|Event Name||HIV prevention, public morality and religious leaders in Pakistan|
|Start Date||21st Sep 2018 3:00pm|
|End Date||21st Sep 2018 5:00pm|
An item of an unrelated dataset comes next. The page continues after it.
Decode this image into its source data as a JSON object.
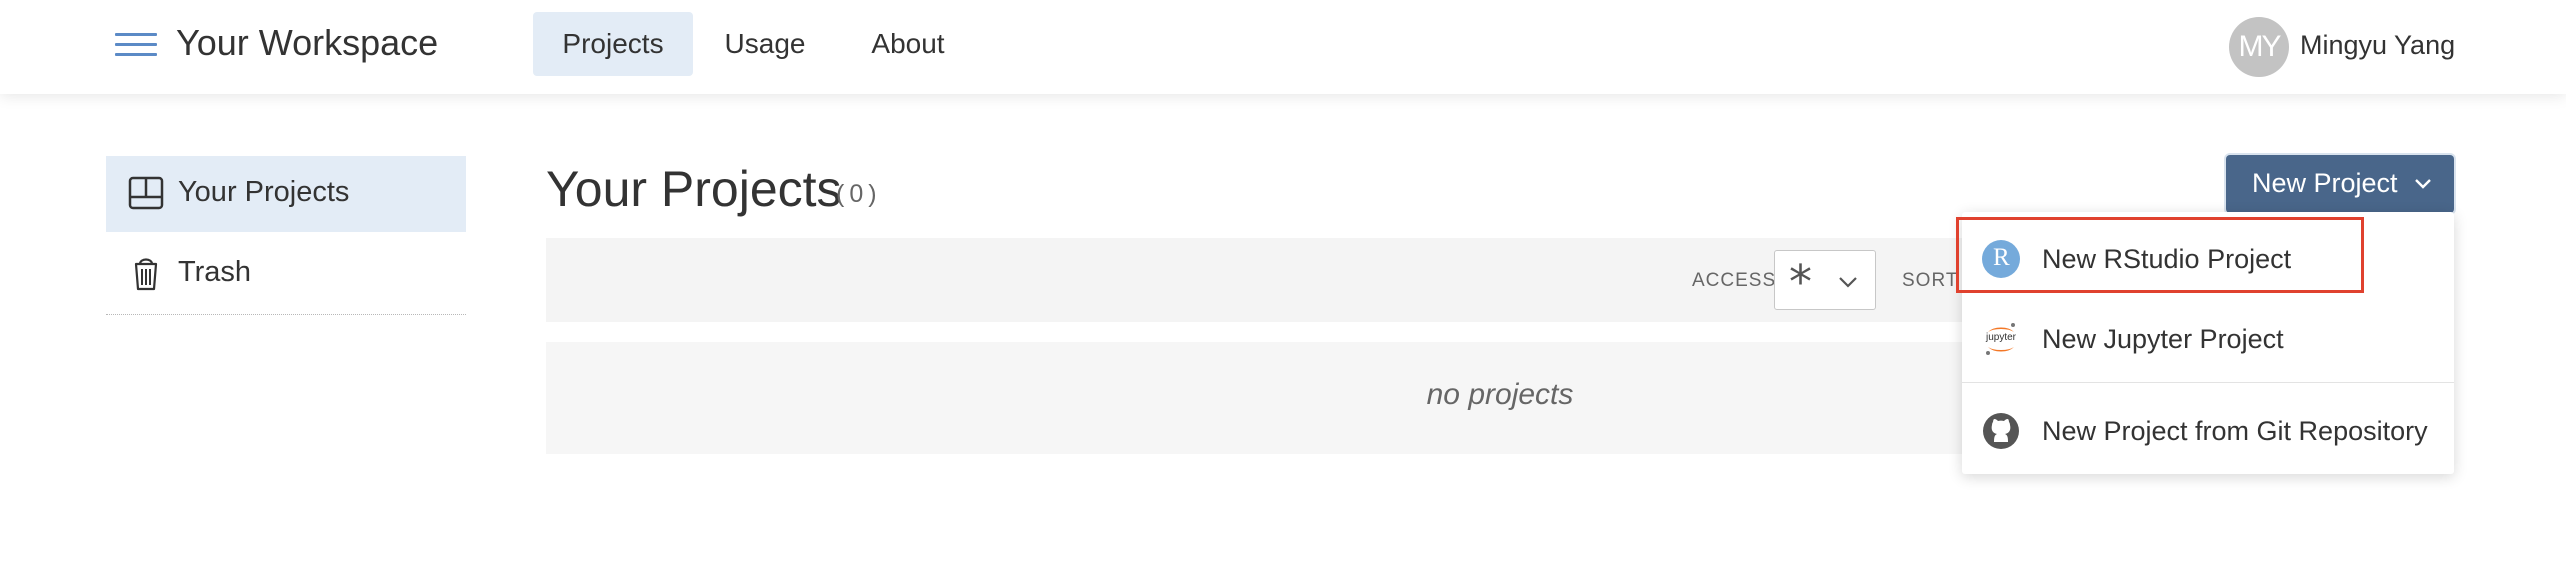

In this paper, I explore the relationship between public morality and HIV prevention in Pakistan, with a focus on the involvement of religious leaders as an intervention strategy. This question is of specific interest in Pakistan, in light of the country's conservative religious and legal context, where non-therapeutic use of drugs is illegal and homosexuality is punishable by death under the Islamic Hudood Ordinances. It is a conundrum for the state that, for HIV prevention, it must work with these criminalized groups where the epidemic has been concentrated. How do state officials who are responsible for prevention activities navigate a public morality, backed by law, that delegitimises these groups as dirty, un-Islamic, and ‘involved in acts that are against the Quran’? What role are religious leaders expected to play in HIV prevention in this context of the illegality of the ‘most-at-risk’, vulnerable sections of population?